INSTRUCTIONS FOR THE TASK
From the data below, return each line in which the string "image" is found.

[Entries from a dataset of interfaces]
·····
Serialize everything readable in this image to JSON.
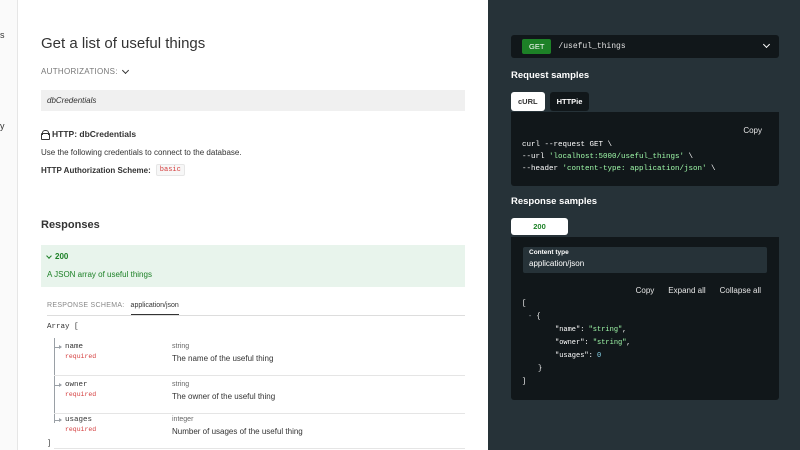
{
  "sidebar": {
    "frag1": "s",
    "frag2": "y"
  },
  "operation": {
    "title": "Get a list of useful things",
    "authorizations_label": "AUTHORIZATIONS:",
    "credential_name": "dbCredentials",
    "http_label": "HTTP: dbCredentials",
    "http_description": "Use the following credentials to connect to the database.",
    "scheme_label": "HTTP Authorization Scheme:",
    "scheme_value": "basic"
  },
  "responses": {
    "title": "Responses",
    "code": "200",
    "description": "A JSON array of useful things",
    "schema_label": "RESPONSE SCHEMA:",
    "schema_type": "application/json",
    "array_open": "Array [",
    "array_close": "]",
    "fields": [
      {
        "name": "name",
        "required": "required",
        "type": "string",
        "description": "The name of the useful thing"
      },
      {
        "name": "owner",
        "required": "required",
        "type": "string",
        "description": "The owner of the useful thing"
      },
      {
        "name": "usages",
        "required": "required",
        "type": "integer",
        "description": "Number of usages of the useful thing"
      }
    ]
  },
  "right": {
    "method": "GET",
    "path": "/useful_things",
    "request_samples_title": "Request samples",
    "tabs": [
      "cURL",
      "HTTPie"
    ],
    "copy_label": "Copy",
    "curl": {
      "l1": "curl --request GET \\",
      "l2a": "--url ",
      "l2b": "'localhost:5000/useful_things'",
      "l2c": " \\",
      "l3a": "--header ",
      "l3b": "'content-type: application/json'",
      "l3c": " \\"
    },
    "response_samples_title": "Response samples",
    "response_tab": "200",
    "content_type_label": "Content type",
    "content_type_value": "application/json",
    "actions": {
      "copy": "Copy",
      "expand": "Expand all",
      "collapse": "Collapse all"
    },
    "json": {
      "open": "[",
      "obj_open": "{",
      "k_name": "\"name\": ",
      "v_name": "\"string\"",
      "k_owner": "\"owner\": ",
      "v_owner": "\"string\"",
      "k_usages": "\"usages\": ",
      "v_usages": "0",
      "obj_close": "}",
      "close": "]",
      "collapser": "-"
    }
  },
  "colors": {
    "dark_panel": "#263238",
    "code_bg": "#11171a",
    "green": "#1d8127",
    "red": "#d43d3d"
  }
}
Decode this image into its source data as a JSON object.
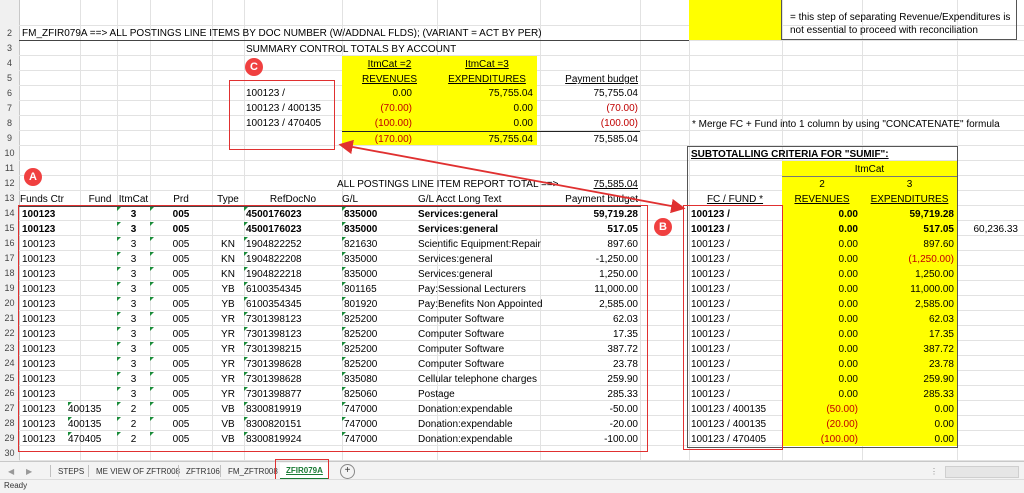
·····
ANSWER SECTION
Serialize everything readable in this image to JSON.
Decode this image into its source data as a JSON object.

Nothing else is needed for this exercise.